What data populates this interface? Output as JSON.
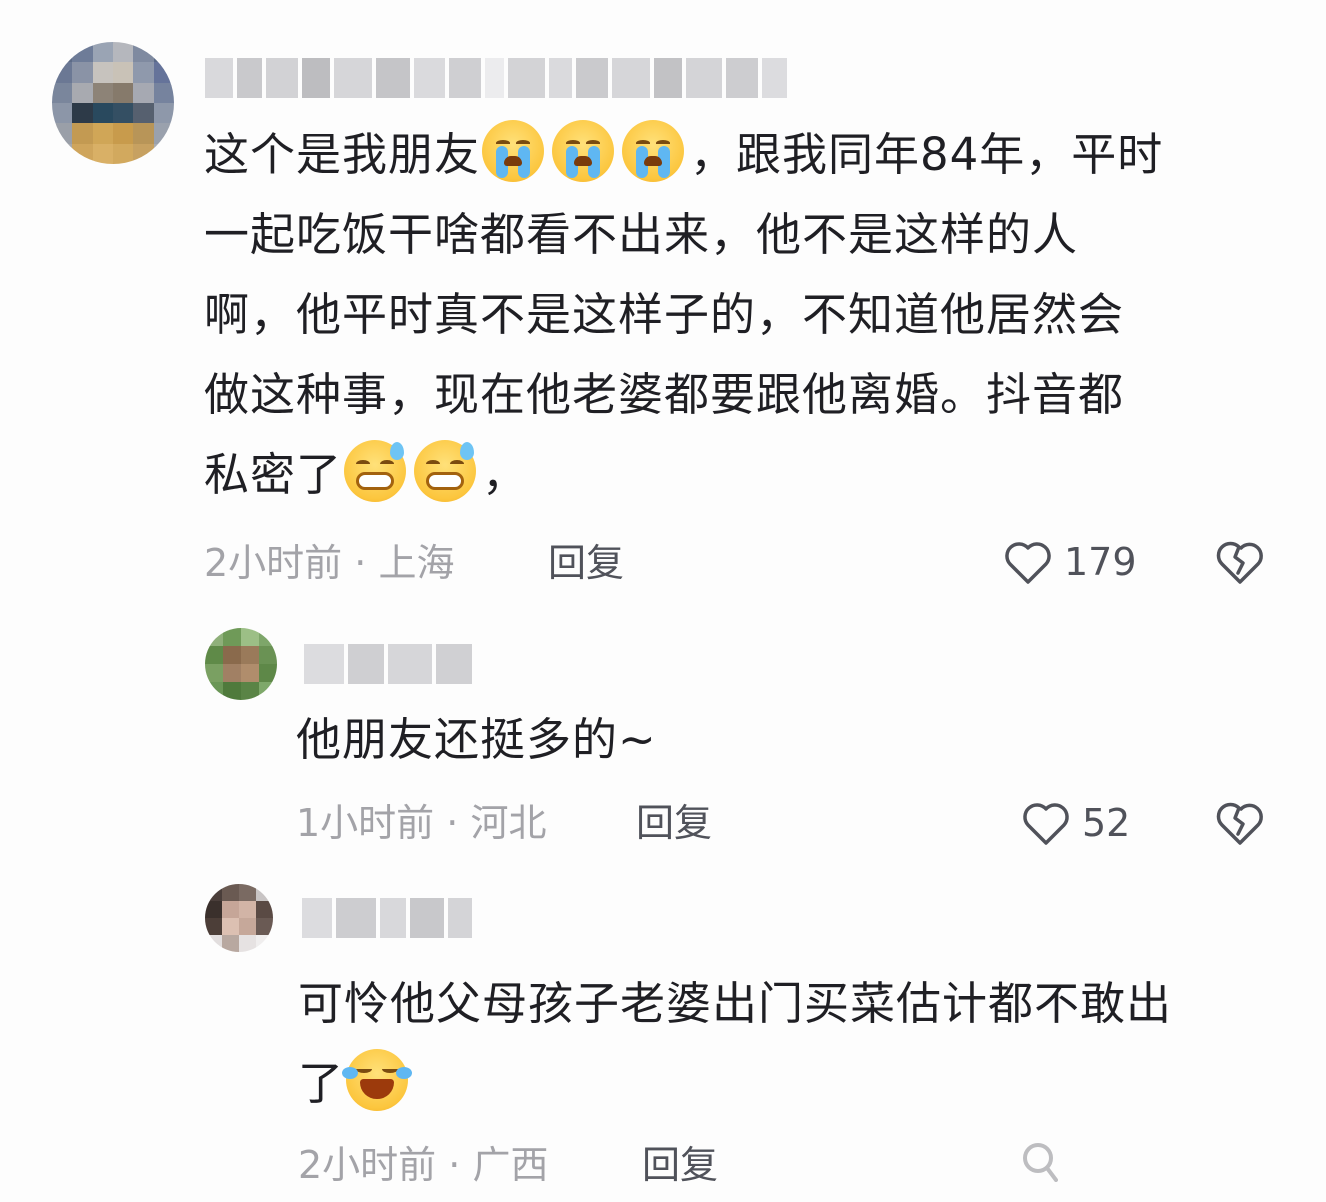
{
  "comments": [
    {
      "text_lines": [
        "这个是我朋友",
        "，跟我同年84年，平时",
        "一起吃饭干啥都看不出来，他不是这样的人",
        "啊，他平时真不是这样子的，不知道他居然会",
        "做这种事，现在他老婆都要跟他离婚。抖音都",
        "私密了",
        "，"
      ],
      "emojis_line1": [
        "cry",
        "cry",
        "cry"
      ],
      "emojis_line5": [
        "sweat",
        "sweat"
      ],
      "time": "2小时前",
      "location": "上海",
      "separator": "·",
      "reply_label": "回复",
      "likes": "179"
    },
    {
      "text": "他朋友还挺多的~",
      "time": "1小时前",
      "location": "河北",
      "separator": "·",
      "reply_label": "回复",
      "likes": "52"
    },
    {
      "text_lines": [
        "可怜他父母孩子老婆出门买菜估计都不敢出",
        "了"
      ],
      "emojis_line1": [
        "laugh"
      ],
      "time": "2小时前",
      "location": "广西",
      "separator": "·",
      "reply_label": "回复"
    }
  ],
  "icons": {
    "like": "heart-outline-icon",
    "dislike": "broken-heart-icon"
  },
  "colors": {
    "text": "#1f1f24",
    "meta": "#a3a3a8",
    "action": "#50525a"
  }
}
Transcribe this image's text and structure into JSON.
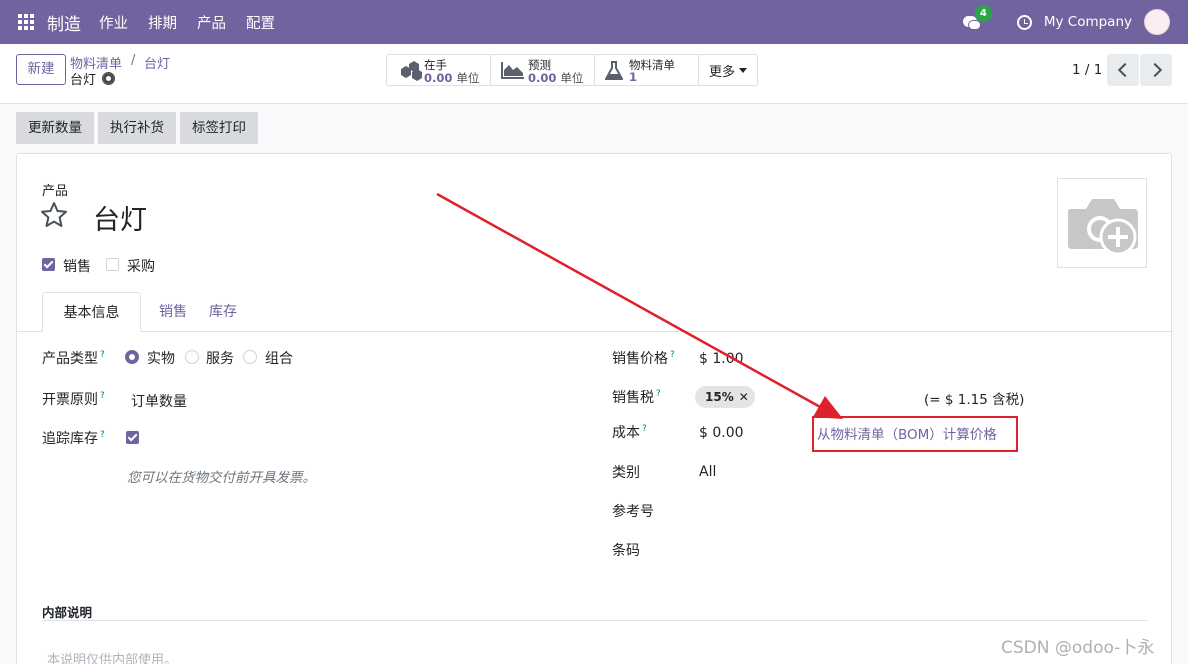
{
  "nav": {
    "app_name": "制造",
    "menu": [
      "作业",
      "排期",
      "产品",
      "配置"
    ],
    "chat_badge": "4",
    "company": "My Company"
  },
  "control": {
    "new_label": "新建",
    "breadcrumb_parent": "物料清单",
    "breadcrumb_sep": "/",
    "breadcrumb_current": "台灯",
    "record_name": "台灯",
    "smart_buttons": [
      {
        "label": "在手",
        "value": "0.00",
        "unit": "单位"
      },
      {
        "label": "预测",
        "value": "0.00",
        "unit": "单位"
      },
      {
        "label": "物料清单",
        "value": "1"
      }
    ],
    "more_label": "更多",
    "pager": "1 / 1"
  },
  "actions": [
    "更新数量",
    "执行补货",
    "标签打印"
  ],
  "product": {
    "section_label": "产品",
    "name": "台灯",
    "sale_ok_label": "销售",
    "purchase_ok_label": "采购",
    "tabs": [
      "基本信息",
      "销售",
      "库存"
    ],
    "fields": {
      "type_label": "产品类型",
      "type_options": [
        "实物",
        "服务",
        "组合"
      ],
      "invoice_policy_label": "开票原则",
      "invoice_policy_value": "订单数量",
      "track_inventory_label": "追踪库存",
      "invoice_hint": "您可以在货物交付前开具发票。",
      "list_price_label": "销售价格",
      "list_price_value": "$ 1.00",
      "taxes_label": "销售税",
      "tax_tag": "15%",
      "tax_included": "(= $ 1.15 含税)",
      "cost_label": "成本",
      "cost_value": "$ 0.00",
      "bom_cost_link": "从物料清单（BOM）计算价格",
      "category_label": "类别",
      "category_value": "All",
      "reference_label": "参考号",
      "barcode_label": "条码"
    },
    "internal_notes_label": "内部说明",
    "internal_notes_placeholder": "本说明仅供内部使用。",
    "help_mark": "?"
  },
  "watermark": "CSDN @odoo-卜永",
  "colors": {
    "brand": "#71639e",
    "annotation": "#e0202a",
    "badge": "#28a745"
  }
}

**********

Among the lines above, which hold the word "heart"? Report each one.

    "like": "heart-outline-icon",
    "dislike": "broken-heart-icon"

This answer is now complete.